ERIC Number: ED358564
Record Type: Non-Journal
Publication Date: 1991
Reference Count: N/A
Community Involvement and Staff Development in School Improvement.
Pink, William T.; Borman, Kathryn M.
This paper presents data from two in-depth studies to illustrate the importance of community involvement and staff development for improving schools. The first case study describes how community political action in a school district in southwestern Ohio spurred school reform. In "Riverside," a pseudonym, the black community sought to influence district policies by pressuring the superintendent and school board to address issues of long-standing concern. A conclusion is that sustained grassroots community action to produce school reform must include the vision and direction of community leaders, other powerful groups or figures, and leadership by the school-based administrator. The second case study examines the effect of Chicago's public school reform on staff development. Data were collected through interviews with teachers, administrators, parents, and community representatives and observation at four schools engaged in school improvement. A conclusion is that collaboration in staff development must be viewed from an ecological or interpretive paradigm, which focuses on the assumptions, beliefs, and behaviors that drive school-level decisions. In addition, school reform must be locally based, fixed in the community; and staff development must synthesize theory, research, and practitioner reflective thinking and involve collaboration among teachers, parents, and the community. (Contains 17 references.) (LMI)

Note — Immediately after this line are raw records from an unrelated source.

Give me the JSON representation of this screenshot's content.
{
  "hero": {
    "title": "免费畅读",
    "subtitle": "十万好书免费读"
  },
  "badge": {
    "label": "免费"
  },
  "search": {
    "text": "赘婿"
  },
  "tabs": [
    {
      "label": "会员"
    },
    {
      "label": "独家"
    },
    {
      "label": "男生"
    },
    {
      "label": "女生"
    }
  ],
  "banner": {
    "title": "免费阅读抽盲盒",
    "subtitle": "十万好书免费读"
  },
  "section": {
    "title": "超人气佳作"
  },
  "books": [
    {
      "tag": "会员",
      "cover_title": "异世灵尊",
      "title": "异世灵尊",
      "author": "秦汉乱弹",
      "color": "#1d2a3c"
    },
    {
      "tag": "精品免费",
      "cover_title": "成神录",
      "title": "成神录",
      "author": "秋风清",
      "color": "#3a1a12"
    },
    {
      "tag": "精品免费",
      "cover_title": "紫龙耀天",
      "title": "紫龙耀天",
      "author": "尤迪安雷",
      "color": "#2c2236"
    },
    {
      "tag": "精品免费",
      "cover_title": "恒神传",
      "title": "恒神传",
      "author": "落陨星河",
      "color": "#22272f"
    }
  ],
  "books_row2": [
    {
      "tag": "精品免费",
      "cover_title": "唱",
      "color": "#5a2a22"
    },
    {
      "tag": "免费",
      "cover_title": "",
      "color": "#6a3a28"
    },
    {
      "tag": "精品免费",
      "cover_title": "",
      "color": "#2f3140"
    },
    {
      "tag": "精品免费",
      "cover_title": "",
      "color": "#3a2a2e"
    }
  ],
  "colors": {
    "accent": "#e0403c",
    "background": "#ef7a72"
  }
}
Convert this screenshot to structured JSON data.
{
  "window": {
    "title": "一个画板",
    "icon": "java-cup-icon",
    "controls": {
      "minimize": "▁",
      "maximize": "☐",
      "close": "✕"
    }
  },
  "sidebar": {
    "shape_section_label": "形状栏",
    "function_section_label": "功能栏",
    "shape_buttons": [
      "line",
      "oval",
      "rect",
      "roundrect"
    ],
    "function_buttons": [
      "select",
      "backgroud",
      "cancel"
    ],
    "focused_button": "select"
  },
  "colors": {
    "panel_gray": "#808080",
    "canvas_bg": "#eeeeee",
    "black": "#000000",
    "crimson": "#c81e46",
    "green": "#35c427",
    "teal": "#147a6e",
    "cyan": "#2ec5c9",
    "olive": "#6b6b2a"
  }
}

Publication Type: Reports - Research
Education Level: N/A
Authoring Institution: N/A